Element data from apps and pages
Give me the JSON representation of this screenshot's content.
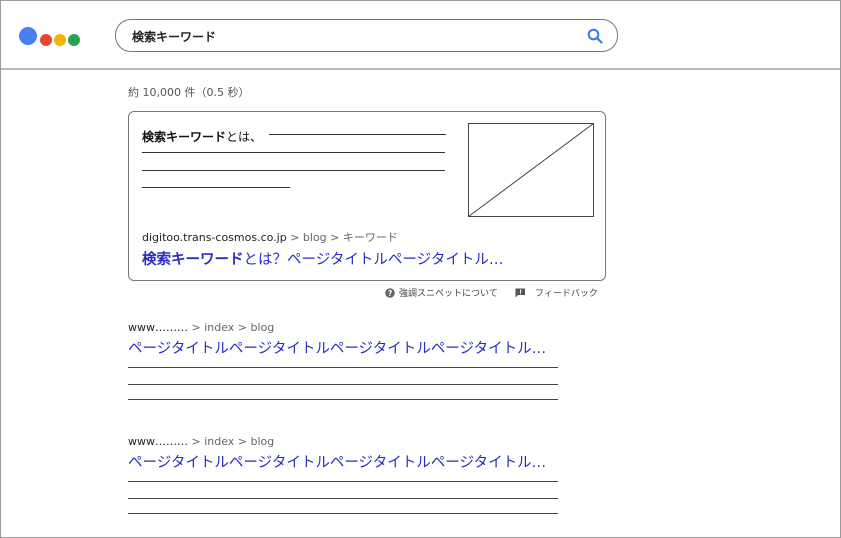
{
  "search": {
    "query": "検索キーワード"
  },
  "results_stats": "約 10,000 件（0.5 秒）",
  "snippet": {
    "heading_bold": "検索キーワード",
    "heading_suffix": "とは、",
    "url": {
      "domain": "digitoo.trans-cosmos.co.jp",
      "path": "> blog > キーワード"
    },
    "title_bold": "検索キーワード",
    "title_rest": "とは？ページタイトルページタイトル…"
  },
  "snippet_footer": {
    "about_label": "強調スニペットについて",
    "feedback_label": "フィードバック"
  },
  "results": [
    {
      "domain": "www………",
      "path": "> index > blog",
      "title": "ページタイトルページタイトルページタイトルページタイトル…"
    },
    {
      "domain": "www………",
      "path": "> index > blog",
      "title": "ページタイトルページタイトルページタイトルページタイトル…"
    }
  ],
  "colors": {
    "link": "#2c2cc4",
    "logo_blue": "#4a7ff3",
    "logo_red": "#e54734",
    "logo_yellow": "#f4b400",
    "logo_green": "#2aa24e",
    "search_icon": "#3b78e7"
  },
  "icons": {
    "logo": "four-colored-dots",
    "search": "magnifier-icon",
    "help": "question-circle-icon",
    "feedback": "flag-icon"
  }
}
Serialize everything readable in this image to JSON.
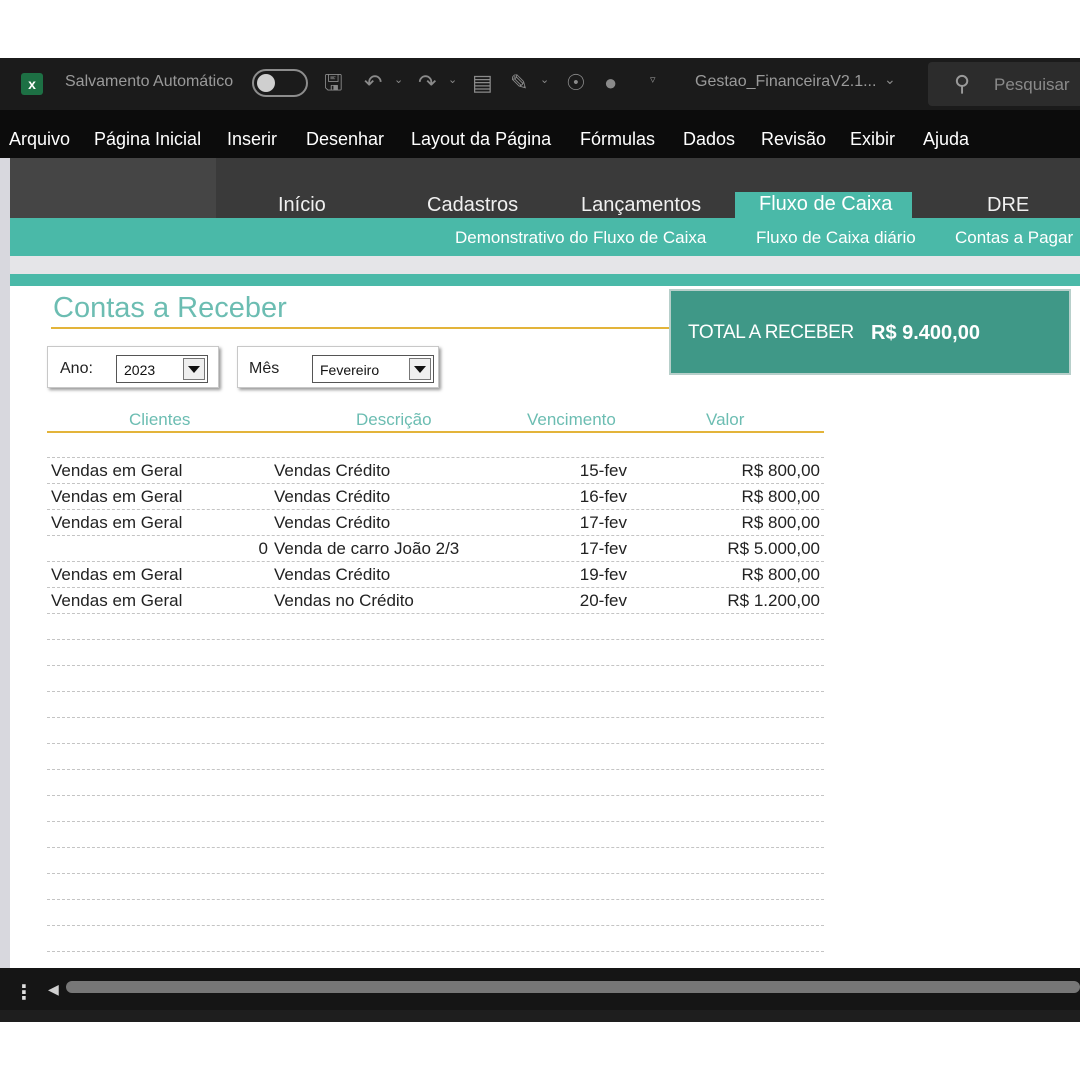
{
  "titlebar": {
    "app_icon": "excel-icon",
    "autosave_label": "Salvamento Automático",
    "autosave_on": false,
    "filename": "Gestao_FinanceiraV2.1...",
    "search_placeholder": "Pesquisar"
  },
  "menu": [
    "Arquivo",
    "Página Inicial",
    "Inserir",
    "Desenhar",
    "Layout da Página",
    "Fórmulas",
    "Dados",
    "Revisão",
    "Exibir",
    "Ajuda"
  ],
  "nav": {
    "tabs": [
      "Início",
      "Cadastros",
      "Lançamentos",
      "Fluxo de Caixa",
      "DRE"
    ],
    "active_tab": "Fluxo de Caixa",
    "subtabs": [
      "Demonstrativo do Fluxo de Caixa",
      "Fluxo de Caixa diário",
      "Contas a Pagar"
    ]
  },
  "page": {
    "title": "Contas a Receber",
    "total_label": "TOTAL A RECEBER",
    "total_value": "R$ 9.400,00"
  },
  "filters": {
    "year_label": "Ano:",
    "year_value": "2023",
    "month_label": "Mês",
    "month_value": "Fevereiro"
  },
  "table": {
    "headers": [
      "Clientes",
      "Descrição",
      "Vencimento",
      "Valor"
    ],
    "rows": [
      {
        "cliente": "Vendas em Geral",
        "descricao": "Vendas Crédito",
        "vencimento": "15-fev",
        "valor": "R$ 800,00"
      },
      {
        "cliente": "Vendas em Geral",
        "descricao": "Vendas Crédito",
        "vencimento": "16-fev",
        "valor": "R$ 800,00"
      },
      {
        "cliente": "Vendas em Geral",
        "descricao": "Vendas Crédito",
        "vencimento": "17-fev",
        "valor": "R$ 800,00"
      },
      {
        "cliente": "0",
        "descricao": "Venda de carro João 2/3",
        "vencimento": "17-fev",
        "valor": "R$ 5.000,00"
      },
      {
        "cliente": "Vendas em Geral",
        "descricao": "Vendas Crédito",
        "vencimento": "19-fev",
        "valor": "R$ 800,00"
      },
      {
        "cliente": "Vendas em Geral",
        "descricao": "Vendas no Crédito",
        "vencimento": "20-fev",
        "valor": "R$ 1.200,00"
      }
    ]
  },
  "colors": {
    "teal": "#4ab9a8",
    "teal_dark": "#3f9887",
    "gold": "#e3b43a",
    "header_text": "#6cbdb2"
  }
}
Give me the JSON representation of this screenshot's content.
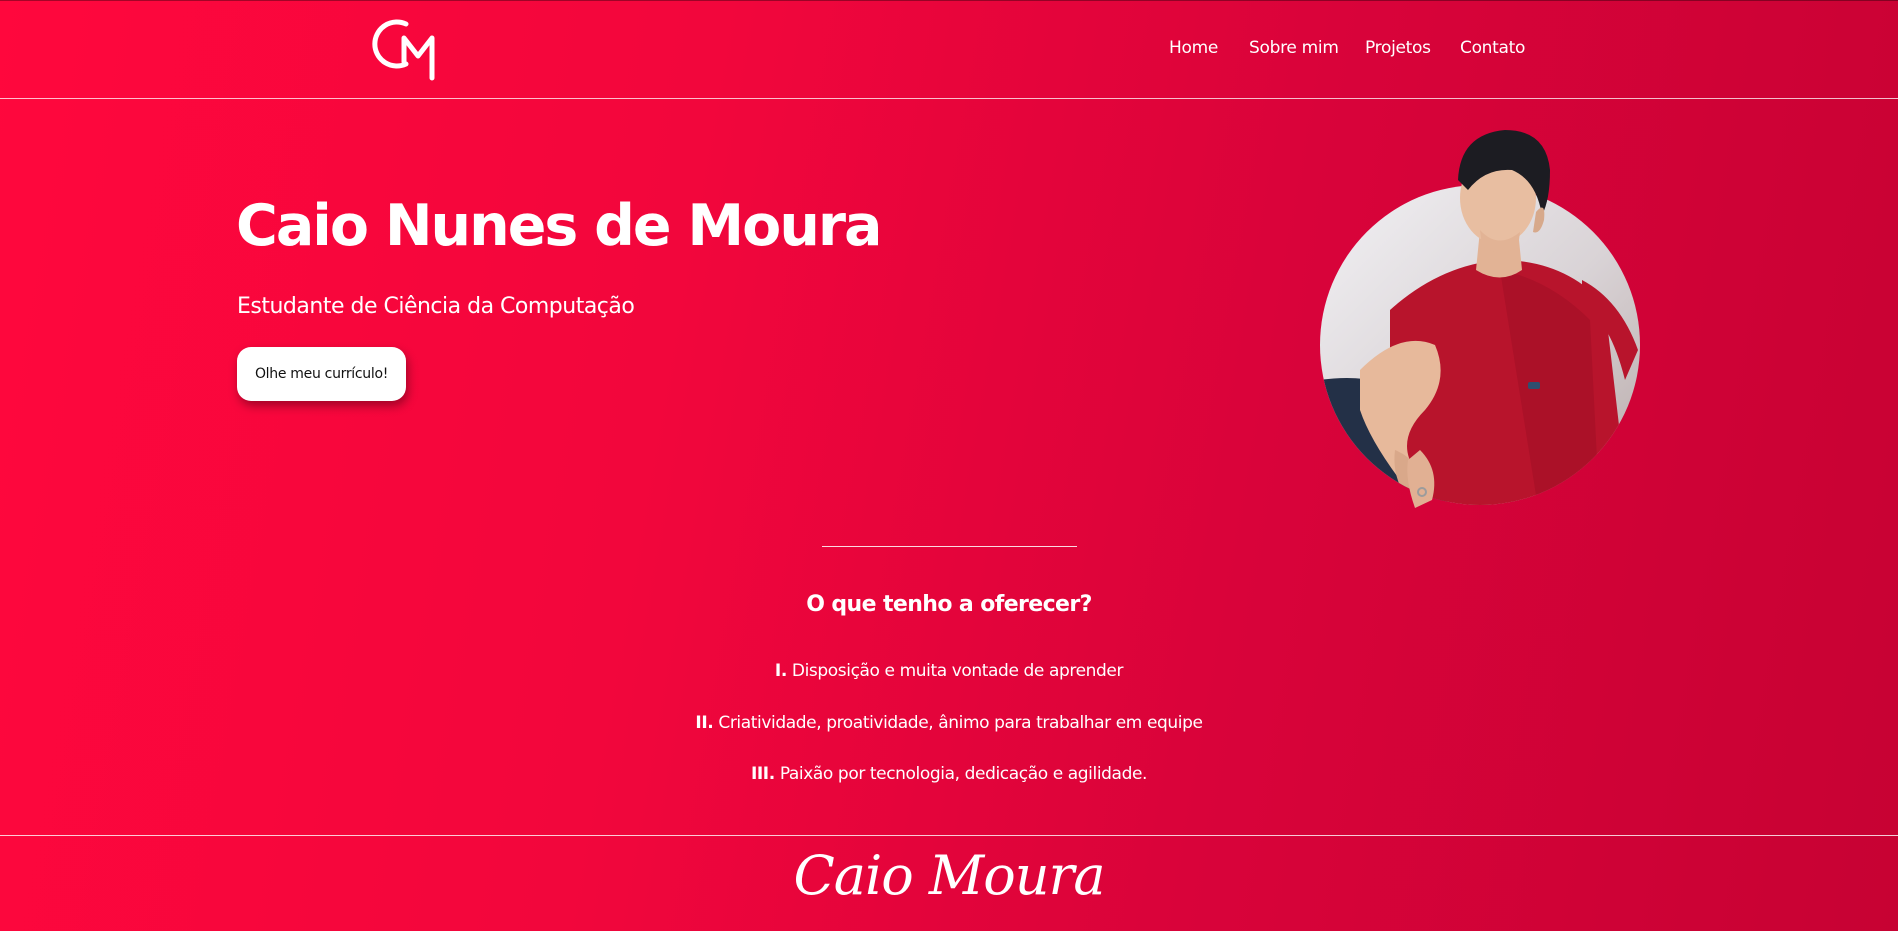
{
  "theme": {
    "accent": "#e8043a",
    "text_color": "#ffffff",
    "button_bg": "#ffffff",
    "button_text": "#111111"
  },
  "header": {
    "logo_icon": "cm-monogram-logo",
    "nav": [
      {
        "label": "Home"
      },
      {
        "label": "Sobre mim"
      },
      {
        "label": "Projetos"
      },
      {
        "label": "Contato"
      }
    ]
  },
  "hero": {
    "title": "Caio Nunes de Moura",
    "subtitle": "Estudante de Ciência da Computação",
    "cta_label": "Olhe meu currículo!",
    "photo_icon": "profile-photo"
  },
  "offer": {
    "title": "O que tenho a oferecer?",
    "items": [
      {
        "numeral": "I.",
        "text": "Disposição e muita vontade de aprender"
      },
      {
        "numeral": "II.",
        "text": "Criatividade, proatividade, ânimo para trabalhar em equipe"
      },
      {
        "numeral": "III.",
        "text": "Paixão por tecnologia, dedicação e agilidade."
      }
    ]
  },
  "footer": {
    "signature": "Caio Moura"
  }
}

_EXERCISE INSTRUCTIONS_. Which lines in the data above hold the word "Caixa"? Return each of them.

_SOLVED EXERCISE_.
      "Fluxo de Caixa",
    "active_tab": "Fluxo de Caixa",
      "Demonstrativo do Fluxo de Caixa",
      "Fluxo de Caixa diário",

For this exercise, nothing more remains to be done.